What is being asked :: Search the records below for the word "交通较为不便" and show every line where it occurs.

** Data shown follows **

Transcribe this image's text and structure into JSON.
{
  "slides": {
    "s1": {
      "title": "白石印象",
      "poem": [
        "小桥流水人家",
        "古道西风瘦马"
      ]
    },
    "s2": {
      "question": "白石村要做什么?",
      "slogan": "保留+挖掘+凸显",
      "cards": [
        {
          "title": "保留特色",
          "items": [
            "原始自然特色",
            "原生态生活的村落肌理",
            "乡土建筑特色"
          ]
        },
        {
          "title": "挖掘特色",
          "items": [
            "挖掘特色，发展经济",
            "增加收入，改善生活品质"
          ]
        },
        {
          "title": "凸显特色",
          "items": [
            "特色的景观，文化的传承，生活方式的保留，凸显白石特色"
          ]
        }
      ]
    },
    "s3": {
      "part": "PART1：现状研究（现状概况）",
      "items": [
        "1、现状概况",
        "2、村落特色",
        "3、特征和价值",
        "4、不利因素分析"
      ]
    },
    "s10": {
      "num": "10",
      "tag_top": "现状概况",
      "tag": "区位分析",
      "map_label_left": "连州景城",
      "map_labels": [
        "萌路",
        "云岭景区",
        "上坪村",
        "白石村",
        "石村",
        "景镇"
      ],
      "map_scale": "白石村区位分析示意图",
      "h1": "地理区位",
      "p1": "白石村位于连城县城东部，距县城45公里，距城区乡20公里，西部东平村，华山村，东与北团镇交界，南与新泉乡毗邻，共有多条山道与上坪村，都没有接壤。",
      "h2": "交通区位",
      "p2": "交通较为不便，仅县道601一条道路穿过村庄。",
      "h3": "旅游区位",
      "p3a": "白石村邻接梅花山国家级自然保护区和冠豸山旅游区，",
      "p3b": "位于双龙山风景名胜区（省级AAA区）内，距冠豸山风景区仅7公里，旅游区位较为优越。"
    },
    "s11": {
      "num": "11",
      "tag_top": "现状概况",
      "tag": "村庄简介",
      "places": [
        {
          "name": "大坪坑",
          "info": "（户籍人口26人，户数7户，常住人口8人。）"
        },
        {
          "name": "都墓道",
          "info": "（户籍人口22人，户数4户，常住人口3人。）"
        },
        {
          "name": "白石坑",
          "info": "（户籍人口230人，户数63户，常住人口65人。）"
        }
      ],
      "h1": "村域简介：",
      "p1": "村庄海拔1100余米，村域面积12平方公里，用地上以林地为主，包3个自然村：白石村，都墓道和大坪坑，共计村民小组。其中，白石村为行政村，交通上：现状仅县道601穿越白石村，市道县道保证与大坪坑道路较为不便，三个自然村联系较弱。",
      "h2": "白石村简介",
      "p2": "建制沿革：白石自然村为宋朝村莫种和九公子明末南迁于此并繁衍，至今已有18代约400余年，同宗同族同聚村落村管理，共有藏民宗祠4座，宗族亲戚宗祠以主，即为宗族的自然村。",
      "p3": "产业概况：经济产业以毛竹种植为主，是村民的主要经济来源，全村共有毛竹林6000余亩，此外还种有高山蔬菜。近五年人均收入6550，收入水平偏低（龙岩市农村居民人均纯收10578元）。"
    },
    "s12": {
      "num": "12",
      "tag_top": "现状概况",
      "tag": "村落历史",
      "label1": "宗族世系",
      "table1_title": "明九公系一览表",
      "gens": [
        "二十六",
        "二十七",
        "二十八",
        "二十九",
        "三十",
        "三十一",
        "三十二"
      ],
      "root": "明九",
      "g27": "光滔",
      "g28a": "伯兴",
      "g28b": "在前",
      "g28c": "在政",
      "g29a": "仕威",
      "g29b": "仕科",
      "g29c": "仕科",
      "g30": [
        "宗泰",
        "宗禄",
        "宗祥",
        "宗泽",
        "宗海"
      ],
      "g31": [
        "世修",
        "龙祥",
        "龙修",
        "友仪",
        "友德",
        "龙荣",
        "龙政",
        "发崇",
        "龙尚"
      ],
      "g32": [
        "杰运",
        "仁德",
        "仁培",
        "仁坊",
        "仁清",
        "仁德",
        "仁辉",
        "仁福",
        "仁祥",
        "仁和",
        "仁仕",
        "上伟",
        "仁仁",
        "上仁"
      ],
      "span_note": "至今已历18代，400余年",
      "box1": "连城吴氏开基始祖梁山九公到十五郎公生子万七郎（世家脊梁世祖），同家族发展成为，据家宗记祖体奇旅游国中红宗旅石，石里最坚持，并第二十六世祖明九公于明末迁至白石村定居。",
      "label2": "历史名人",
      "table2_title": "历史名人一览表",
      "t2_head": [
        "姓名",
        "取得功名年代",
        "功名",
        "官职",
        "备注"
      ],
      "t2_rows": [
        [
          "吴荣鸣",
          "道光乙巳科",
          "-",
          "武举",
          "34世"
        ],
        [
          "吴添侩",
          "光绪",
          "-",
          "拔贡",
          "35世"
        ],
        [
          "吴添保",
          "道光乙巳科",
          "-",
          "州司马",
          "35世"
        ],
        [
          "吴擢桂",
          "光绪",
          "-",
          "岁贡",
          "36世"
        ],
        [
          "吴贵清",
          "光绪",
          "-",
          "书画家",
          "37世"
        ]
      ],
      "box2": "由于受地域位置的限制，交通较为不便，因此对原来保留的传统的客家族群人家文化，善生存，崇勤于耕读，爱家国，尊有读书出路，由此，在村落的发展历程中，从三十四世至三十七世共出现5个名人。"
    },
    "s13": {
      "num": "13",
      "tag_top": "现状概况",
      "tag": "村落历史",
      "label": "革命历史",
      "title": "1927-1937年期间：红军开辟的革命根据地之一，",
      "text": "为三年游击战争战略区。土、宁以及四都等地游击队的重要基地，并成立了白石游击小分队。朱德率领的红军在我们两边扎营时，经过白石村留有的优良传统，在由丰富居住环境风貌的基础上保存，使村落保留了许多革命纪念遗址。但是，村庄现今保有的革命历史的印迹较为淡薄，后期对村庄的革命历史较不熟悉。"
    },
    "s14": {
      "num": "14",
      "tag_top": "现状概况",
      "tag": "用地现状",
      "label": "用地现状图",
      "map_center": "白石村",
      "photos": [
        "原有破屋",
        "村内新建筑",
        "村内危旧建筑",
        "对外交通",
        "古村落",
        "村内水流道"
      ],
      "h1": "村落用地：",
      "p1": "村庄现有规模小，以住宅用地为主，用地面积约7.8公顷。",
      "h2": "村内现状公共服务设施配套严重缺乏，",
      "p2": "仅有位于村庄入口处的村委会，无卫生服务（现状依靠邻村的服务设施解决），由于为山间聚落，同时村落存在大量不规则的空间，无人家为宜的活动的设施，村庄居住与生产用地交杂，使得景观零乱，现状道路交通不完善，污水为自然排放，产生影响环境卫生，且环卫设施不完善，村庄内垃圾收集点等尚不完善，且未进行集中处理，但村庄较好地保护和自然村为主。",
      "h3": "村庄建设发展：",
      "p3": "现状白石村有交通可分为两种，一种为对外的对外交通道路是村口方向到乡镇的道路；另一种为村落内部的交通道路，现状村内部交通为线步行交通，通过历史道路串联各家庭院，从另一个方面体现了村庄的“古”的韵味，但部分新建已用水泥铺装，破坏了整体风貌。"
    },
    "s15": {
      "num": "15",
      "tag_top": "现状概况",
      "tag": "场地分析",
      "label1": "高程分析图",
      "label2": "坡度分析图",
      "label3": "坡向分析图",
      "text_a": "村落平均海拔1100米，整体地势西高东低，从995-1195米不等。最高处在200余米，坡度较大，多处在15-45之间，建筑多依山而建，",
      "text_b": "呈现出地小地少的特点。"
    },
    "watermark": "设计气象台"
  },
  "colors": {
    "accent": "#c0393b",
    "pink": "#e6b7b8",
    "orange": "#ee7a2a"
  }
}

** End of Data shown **

Response ::
      "p2": "交通较为不便，仅县道601一条道路穿过村庄。",
      "box2": "由于受地域位置的限制，交通较为不便，因此对原来保留的传统的客家族群人家文化，善生存，崇勤于耕读，爱家国，尊有读书出路，由此，在村落的发展历程中，从三十四世至三十七世共出现5个名人。"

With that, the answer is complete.